Olga de Amaral

Olga de Amaral is one of the great artistic treasures of Colombia and Latin America. She lives and works in Bogota, but her works are owned by the most important museums in Europe, North and South America. In her work, multiple craft traditions converge with the importance of fine art principles, such as formalism and abstraction, something she has achieved by transforming tapestry weaving into a conceptual practice, comprising strategies found in painting, sculpture and architecture. Her works feel at once primitive and contemporary, as they refer to centuries-old indigenous traditions, but are executed according to the concerns of our own times.

De Amaral employs a variety of materials ranging from gold silver leaf to brightly colored pigments, which refer to the landscape and cultural history of Colombia. Her inclination for gold as a basic material resides in the fact that, in addition to being a symbolically fundamental element in universal culture, it is a metal that contains an indisputable plastic richness and aesthetic value. Likewise, for the artist, color is a common language in humanity; "I prefer the colors used in ancient arts and crafts that are based on transforming alchemical processes"*, she assures. This mix of elements allowed her to create a richer sense of layering, allowing gold, color and texture to shine together and project an impression that is both intimate and monumental, phenomena that are not necessarily a function of their large scale.

In a reckless manner, Olga de Amaral breaks conventional structures and gives the fabric sculptural and conceptual values that do not go unnoticed. Her constructions have the ingredients of the avant-garde but maintain the necessary sobriety to avoid falling into the danger of visual rhetoric. The finishes of her works are impeccable and the textures and designs vary or are inverted and provide another range of associations or meanings. De Amaral has not remained in schemes, nor has she turned his procedures into a formula. She has developed themes, series, inquiries and stages in which the concerns have fallen on certain particular aspects of the fabric.
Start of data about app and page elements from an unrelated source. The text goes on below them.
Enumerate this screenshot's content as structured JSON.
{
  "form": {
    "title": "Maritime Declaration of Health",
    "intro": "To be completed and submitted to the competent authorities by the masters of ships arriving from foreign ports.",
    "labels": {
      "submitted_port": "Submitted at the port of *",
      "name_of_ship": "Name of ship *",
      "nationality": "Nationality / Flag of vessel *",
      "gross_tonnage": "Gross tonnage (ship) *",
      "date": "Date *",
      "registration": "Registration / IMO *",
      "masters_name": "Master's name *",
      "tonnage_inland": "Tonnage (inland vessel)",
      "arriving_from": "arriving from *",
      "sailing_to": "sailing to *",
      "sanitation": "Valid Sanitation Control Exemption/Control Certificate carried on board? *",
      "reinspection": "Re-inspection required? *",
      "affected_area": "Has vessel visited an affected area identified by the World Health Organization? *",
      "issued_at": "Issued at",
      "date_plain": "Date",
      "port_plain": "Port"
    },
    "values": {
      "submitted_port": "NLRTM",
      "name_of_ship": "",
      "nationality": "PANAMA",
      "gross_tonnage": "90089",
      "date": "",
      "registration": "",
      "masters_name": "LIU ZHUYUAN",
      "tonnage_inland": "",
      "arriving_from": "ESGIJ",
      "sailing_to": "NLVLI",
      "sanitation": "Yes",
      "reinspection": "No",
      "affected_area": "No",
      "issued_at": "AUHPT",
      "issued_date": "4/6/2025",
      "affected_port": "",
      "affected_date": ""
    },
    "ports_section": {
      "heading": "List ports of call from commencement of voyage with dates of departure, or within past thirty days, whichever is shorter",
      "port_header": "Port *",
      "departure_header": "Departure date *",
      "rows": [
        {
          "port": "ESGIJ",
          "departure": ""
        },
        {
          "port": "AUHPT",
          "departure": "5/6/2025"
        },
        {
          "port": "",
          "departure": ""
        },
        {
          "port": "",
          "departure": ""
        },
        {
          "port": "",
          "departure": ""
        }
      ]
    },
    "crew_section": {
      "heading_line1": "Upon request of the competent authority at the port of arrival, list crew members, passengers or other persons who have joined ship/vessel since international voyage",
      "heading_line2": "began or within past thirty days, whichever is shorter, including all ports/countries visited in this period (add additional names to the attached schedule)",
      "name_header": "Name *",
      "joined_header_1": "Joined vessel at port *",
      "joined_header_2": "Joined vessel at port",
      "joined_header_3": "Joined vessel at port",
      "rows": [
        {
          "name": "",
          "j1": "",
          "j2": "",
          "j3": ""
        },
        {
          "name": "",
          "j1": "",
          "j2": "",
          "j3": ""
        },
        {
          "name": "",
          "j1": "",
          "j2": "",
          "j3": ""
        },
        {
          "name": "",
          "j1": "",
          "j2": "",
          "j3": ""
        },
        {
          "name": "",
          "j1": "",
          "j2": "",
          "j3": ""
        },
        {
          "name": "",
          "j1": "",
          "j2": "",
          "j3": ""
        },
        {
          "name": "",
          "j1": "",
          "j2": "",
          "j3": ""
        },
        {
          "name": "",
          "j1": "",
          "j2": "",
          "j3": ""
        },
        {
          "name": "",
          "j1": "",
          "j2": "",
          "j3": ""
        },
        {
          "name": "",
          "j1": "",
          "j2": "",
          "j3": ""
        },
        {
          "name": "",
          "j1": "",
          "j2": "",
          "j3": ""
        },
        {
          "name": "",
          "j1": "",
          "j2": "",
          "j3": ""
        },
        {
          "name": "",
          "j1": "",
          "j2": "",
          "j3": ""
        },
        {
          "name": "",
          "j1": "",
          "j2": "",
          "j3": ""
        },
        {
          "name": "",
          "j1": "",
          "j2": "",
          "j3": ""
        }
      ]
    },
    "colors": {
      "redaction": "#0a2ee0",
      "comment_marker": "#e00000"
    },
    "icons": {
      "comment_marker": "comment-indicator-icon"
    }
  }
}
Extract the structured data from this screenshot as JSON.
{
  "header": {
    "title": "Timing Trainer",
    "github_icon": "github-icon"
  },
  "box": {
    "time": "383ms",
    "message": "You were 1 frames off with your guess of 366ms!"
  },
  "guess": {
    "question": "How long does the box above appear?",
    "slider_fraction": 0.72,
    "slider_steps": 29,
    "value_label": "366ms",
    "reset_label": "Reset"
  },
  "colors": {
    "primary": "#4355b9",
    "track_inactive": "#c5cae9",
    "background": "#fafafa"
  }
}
"I would like to mention that many of my first large-scale weavings had an architectural and sculptural intention. These were massive constructions woven with heavy fibers, such as horsehair and virgin wool. They were freestanding, three-dimensional volumes or structures that physically define spaces."

*Olga de Amaral, “La Casa de mi imaginación”, Conferencia en el Metropolitan Museum of Art (MoMA), NY, 2003.